By the time the program is enacted, she added, nine in 10 working families will be able to find and afford quality child care in their neighborhood, "paid for by raising taxes on the very, very wealthiest in our country.”
One of the biggest concerns with the policy is whether states will adopt the plan and what happens to those who are left out of the federal push.
If the federal legislation becomes law, states will have to pass their own bills to accept the federal funds, cover their portion of the cost and implement the plans.
Some states may not want to spend their own money or may be wary of starting a new program when the federal funding would only be authorized through 2027 unless a future Congress extends it.
GOP-led states may also have ideological reasons for not participating in a Democratic plan.
More than a decade after passage of the Affordable Care Act, a dozen states have not expanded Medicaid eligibility despite significant financial incentives.
Noting that Democrats control both the legislature and the executive branch in just 14 states, Bruenig said the federal government should step in if a state doesn’t act.
To make up for the loss of a state’s share of the cost without penalizing states that kick in what they owe, subsidies wouldn’t be as high in states with federally-run programs. Bruenig said that would create political pressure for states to act.

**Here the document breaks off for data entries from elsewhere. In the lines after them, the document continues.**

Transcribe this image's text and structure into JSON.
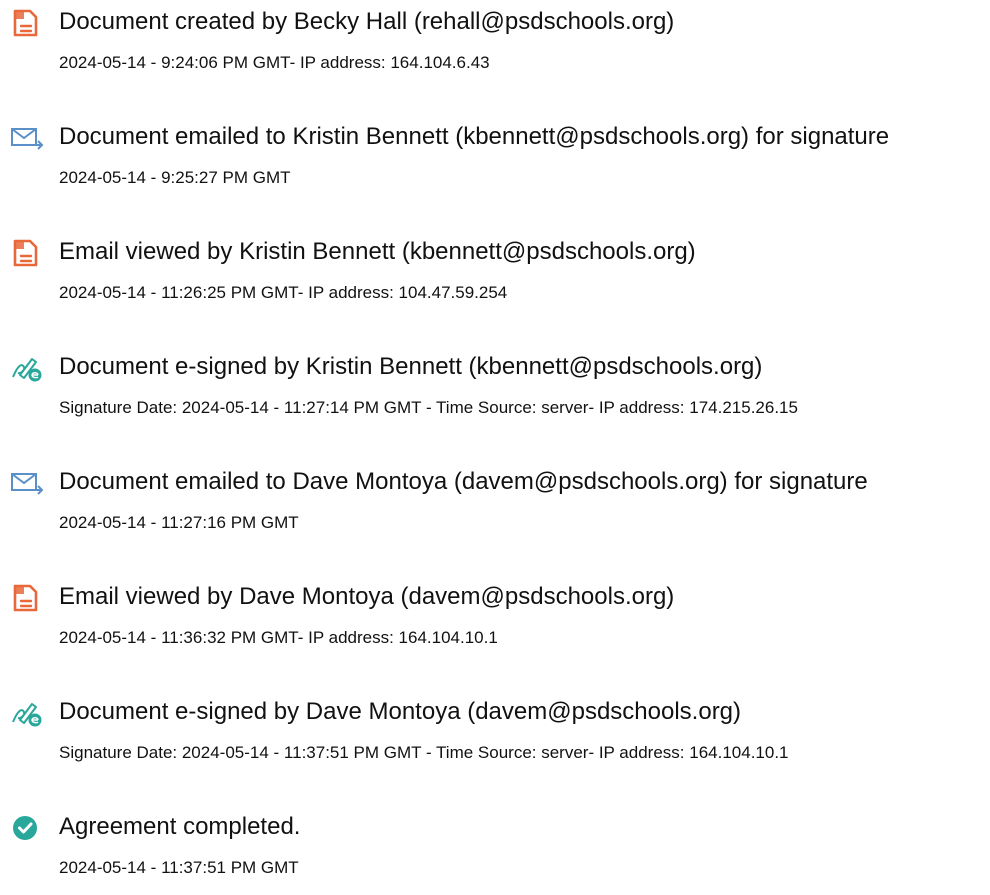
{
  "audit_log": {
    "colors": {
      "document_icon": "#e8683a",
      "email_icon": "#5b8fc7",
      "signature_icon": "#2aa79b",
      "complete_icon": "#2aa79b"
    },
    "events": [
      {
        "icon": "document-icon",
        "title": "Document created by Becky Hall (rehall@psdschools.org)",
        "detail": "2024-05-14 - 9:24:06 PM GMT- IP address: 164.104.6.43"
      },
      {
        "icon": "email-sent-icon",
        "title": "Document emailed to Kristin Bennett (kbennett@psdschools.org) for signature",
        "detail": "2024-05-14 - 9:25:27 PM GMT"
      },
      {
        "icon": "document-icon",
        "title": "Email viewed by Kristin Bennett (kbennett@psdschools.org)",
        "detail": "2024-05-14 - 11:26:25 PM GMT- IP address: 104.47.59.254"
      },
      {
        "icon": "signature-icon",
        "title": "Document e-signed by Kristin Bennett (kbennett@psdschools.org)",
        "detail": "Signature Date: 2024-05-14 - 11:27:14 PM GMT - Time Source: server- IP address: 174.215.26.15"
      },
      {
        "icon": "email-sent-icon",
        "title": "Document emailed to Dave Montoya (davem@psdschools.org) for signature",
        "detail": "2024-05-14 - 11:27:16 PM GMT"
      },
      {
        "icon": "document-icon",
        "title": "Email viewed by Dave Montoya (davem@psdschools.org)",
        "detail": "2024-05-14 - 11:36:32 PM GMT- IP address: 164.104.10.1"
      },
      {
        "icon": "signature-icon",
        "title": "Document e-signed by Dave Montoya (davem@psdschools.org)",
        "detail": "Signature Date: 2024-05-14 - 11:37:51 PM GMT - Time Source: server- IP address: 164.104.10.1"
      },
      {
        "icon": "check-circle-icon",
        "title": "Agreement completed.",
        "detail": "2024-05-14 - 11:37:51 PM GMT"
      }
    ]
  }
}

“Nobody knows the future of course, but it seems utterly delusional to not see state non-participation as a massive threat,” he recently wrote.
But the bill includes a work-around for municipalities, school districts or other localities which can apply directly to the federal government to access $40 billion in funding for child care and pre-kindergarten if their state chooses not to participate.

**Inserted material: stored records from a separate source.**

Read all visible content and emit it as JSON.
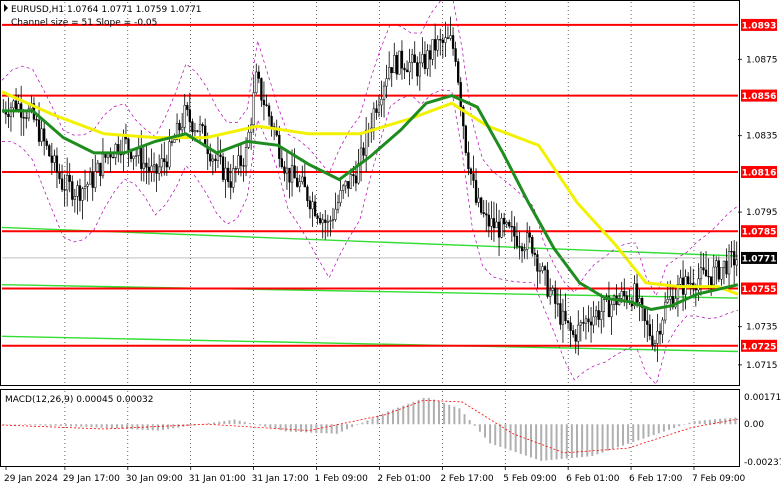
{
  "header": {
    "symbol_line": "EURUSD,H1  1.0764 1.0771 1.0759 1.0771",
    "channel_info": "Channel size = 51  Slope = -0.05"
  },
  "macd": {
    "label": "MACD(12,26,9) 0.00045 0.00032",
    "axis": [
      "0.00171",
      "0.00",
      "-0.00237"
    ]
  },
  "price_axis": {
    "ticks": [
      "1.0875",
      "1.0835",
      "1.0795",
      "1.0735",
      "1.0715"
    ]
  },
  "levels": [
    {
      "price": "1.0893",
      "color": "#ff0000"
    },
    {
      "price": "1.0856",
      "color": "#ff0000"
    },
    {
      "price": "1.0816",
      "color": "#ff0000"
    },
    {
      "price": "1.0785",
      "color": "#ff0000"
    },
    {
      "price": "1.0755",
      "color": "#ff0000"
    },
    {
      "price": "1.0725",
      "color": "#ff0000"
    }
  ],
  "current": {
    "price": "1.0771",
    "box_color": "#000000"
  },
  "time_axis": [
    "29 Jan 2024",
    "29 Jan 17:00",
    "30 Jan 09:00",
    "31 Jan 01:00",
    "31 Jan 17:00",
    "1 Feb 09:00",
    "2 Feb 01:00",
    "2 Feb 17:00",
    "5 Feb 09:00",
    "6 Feb 01:00",
    "6 Feb 17:00",
    "7 Feb 09:00"
  ],
  "colors": {
    "sma_fast": "#1e8c1e",
    "sma_slow": "#f2f200",
    "channel": "#33dd33",
    "envelope": "#b300b3",
    "level": "#ff0000"
  },
  "chart_data": {
    "type": "candlestick",
    "symbol": "EURUSD",
    "timeframe": "H1",
    "ohlc_last": {
      "open": 1.0764,
      "high": 1.0771,
      "low": 1.0759,
      "close": 1.0771
    },
    "ylim": [
      1.0705,
      1.0905
    ],
    "levels": [
      1.0893,
      1.0856,
      1.0816,
      1.0785,
      1.0755,
      1.0725
    ],
    "close_path": [
      [
        0,
        1.0848
      ],
      [
        6,
        1.0852
      ],
      [
        12,
        1.0846
      ],
      [
        18,
        1.0828
      ],
      [
        24,
        1.081
      ],
      [
        30,
        1.0806
      ],
      [
        36,
        1.0812
      ],
      [
        42,
        1.0826
      ],
      [
        48,
        1.0832
      ],
      [
        54,
        1.0824
      ],
      [
        60,
        1.0814
      ],
      [
        66,
        1.0826
      ],
      [
        72,
        1.0846
      ],
      [
        78,
        1.0838
      ],
      [
        84,
        1.0822
      ],
      [
        90,
        1.0812
      ],
      [
        96,
        1.0826
      ],
      [
        100,
        1.0864
      ],
      [
        106,
        1.0842
      ],
      [
        112,
        1.0816
      ],
      [
        118,
        1.0808
      ],
      [
        124,
        1.0796
      ],
      [
        128,
        1.0788
      ],
      [
        134,
        1.0806
      ],
      [
        140,
        1.0818
      ],
      [
        146,
        1.0848
      ],
      [
        152,
        1.0872
      ],
      [
        158,
        1.0874
      ],
      [
        164,
        1.087
      ],
      [
        170,
        1.0882
      ],
      [
        176,
        1.0884
      ],
      [
        178,
        1.0878
      ],
      [
        182,
        1.083
      ],
      [
        186,
        1.08
      ],
      [
        190,
        1.079
      ],
      [
        196,
        1.0786
      ],
      [
        202,
        1.0782
      ],
      [
        208,
        1.0778
      ],
      [
        212,
        1.0762
      ],
      [
        216,
        1.075
      ],
      [
        220,
        1.0738
      ],
      [
        224,
        1.073
      ],
      [
        230,
        1.074
      ],
      [
        236,
        1.0744
      ],
      [
        242,
        1.075
      ],
      [
        248,
        1.0752
      ],
      [
        252,
        1.0736
      ],
      [
        256,
        1.0728
      ],
      [
        260,
        1.0746
      ],
      [
        266,
        1.0756
      ],
      [
        272,
        1.076
      ],
      [
        278,
        1.0762
      ],
      [
        284,
        1.0768
      ],
      [
        288,
        1.0771
      ]
    ],
    "sma_slow_path": [
      [
        0,
        1.0858
      ],
      [
        20,
        1.0846
      ],
      [
        40,
        1.0836
      ],
      [
        60,
        1.0834
      ],
      [
        80,
        1.0834
      ],
      [
        100,
        1.084
      ],
      [
        120,
        1.0836
      ],
      [
        140,
        1.0836
      ],
      [
        160,
        1.0844
      ],
      [
        176,
        1.0852
      ],
      [
        190,
        1.084
      ],
      [
        210,
        1.083
      ],
      [
        225,
        1.08
      ],
      [
        240,
        1.0778
      ],
      [
        252,
        1.0758
      ],
      [
        265,
        1.0756
      ],
      [
        280,
        1.0756
      ],
      [
        288,
        1.0752
      ]
    ],
    "sma_fast_path": [
      [
        0,
        1.0848
      ],
      [
        12,
        1.0848
      ],
      [
        24,
        1.0834
      ],
      [
        36,
        1.0826
      ],
      [
        48,
        1.0826
      ],
      [
        60,
        1.0832
      ],
      [
        72,
        1.0836
      ],
      [
        84,
        1.0826
      ],
      [
        96,
        1.0832
      ],
      [
        108,
        1.083
      ],
      [
        120,
        1.082
      ],
      [
        132,
        1.0812
      ],
      [
        144,
        1.0824
      ],
      [
        156,
        1.0838
      ],
      [
        166,
        1.0852
      ],
      [
        176,
        1.0856
      ],
      [
        186,
        1.085
      ],
      [
        196,
        1.0826
      ],
      [
        206,
        1.08
      ],
      [
        216,
        1.0776
      ],
      [
        226,
        1.0758
      ],
      [
        236,
        1.075
      ],
      [
        246,
        1.0748
      ],
      [
        254,
        1.0744
      ],
      [
        262,
        1.0746
      ],
      [
        272,
        1.0752
      ],
      [
        288,
        1.0757
      ]
    ],
    "channel_upper": [
      [
        0,
        1.0787
      ],
      [
        288,
        1.0772
      ]
    ],
    "channel_middle": [
      [
        0,
        1.0757
      ],
      [
        288,
        1.075
      ]
    ],
    "channel_lower": [
      [
        0,
        1.073
      ],
      [
        288,
        1.0722
      ]
    ],
    "macd_hist_path": [
      [
        0,
        0.0
      ],
      [
        30,
        -0.00015
      ],
      [
        60,
        -0.0004
      ],
      [
        90,
        0.0003
      ],
      [
        110,
        -0.00045
      ],
      [
        130,
        -0.0006
      ],
      [
        150,
        0.0008
      ],
      [
        165,
        0.00171
      ],
      [
        178,
        0.001
      ],
      [
        190,
        -0.0012
      ],
      [
        210,
        -0.0023
      ],
      [
        230,
        -0.002
      ],
      [
        250,
        -0.0009
      ],
      [
        270,
        0.0002
      ],
      [
        288,
        0.00045
      ]
    ],
    "macd_signal_path": [
      [
        0,
        -5e-05
      ],
      [
        40,
        -0.0003
      ],
      [
        80,
        0.0
      ],
      [
        120,
        -0.0004
      ],
      [
        150,
        0.0006
      ],
      [
        165,
        0.0015
      ],
      [
        180,
        0.0014
      ],
      [
        200,
        -0.0006
      ],
      [
        220,
        -0.0018
      ],
      [
        245,
        -0.0015
      ],
      [
        270,
        -0.0002
      ],
      [
        288,
        0.00032
      ]
    ]
  }
}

Matt Lyons, director of policy and research for the American Public Human Services Association, said expanding child care access and affordability will be a “heavy lift,” despite the obvious benefits.
The full implementation period will be needed to restructure and expand the child care market, he said.
“And states that opt in will have to push forward with uncertainty of long term funding and sustainability of the program,” said Lyons, whose group represents state and local health and human service agencies.
Lyons said it will be challenging for states to make the necessary investments in staffing and technology when there’s no assurance that federal funding will continue after 2027.
Prospective child care providers will also want to know what happens if the money goes away after they’ve raised wages and quality standards.
“The private market already gets by on razor thin margins and will not be able to sustain these costs on their own,” he said.
But the bill's supporters are confident states will get on board. Working moms and children are not as stigmatized as health care was under the Affordable Care Act, Malik said, and it's an issue that governors have heard about repeatedly from their voters who endured child care problems during the pandemic.
"Getting that news out to families in their state is going to be an opportunity honestly for governors of all stripes to tout what great things they've done to expand childcare access in their state," Malik said.
"If the state decides to not do it, then you know, the people there lose out but they lose out on the chance to take credit for solving a problem."
This article originally appeared on USA TODAY: Child care: Biden plan to cut costs could actually boost expenses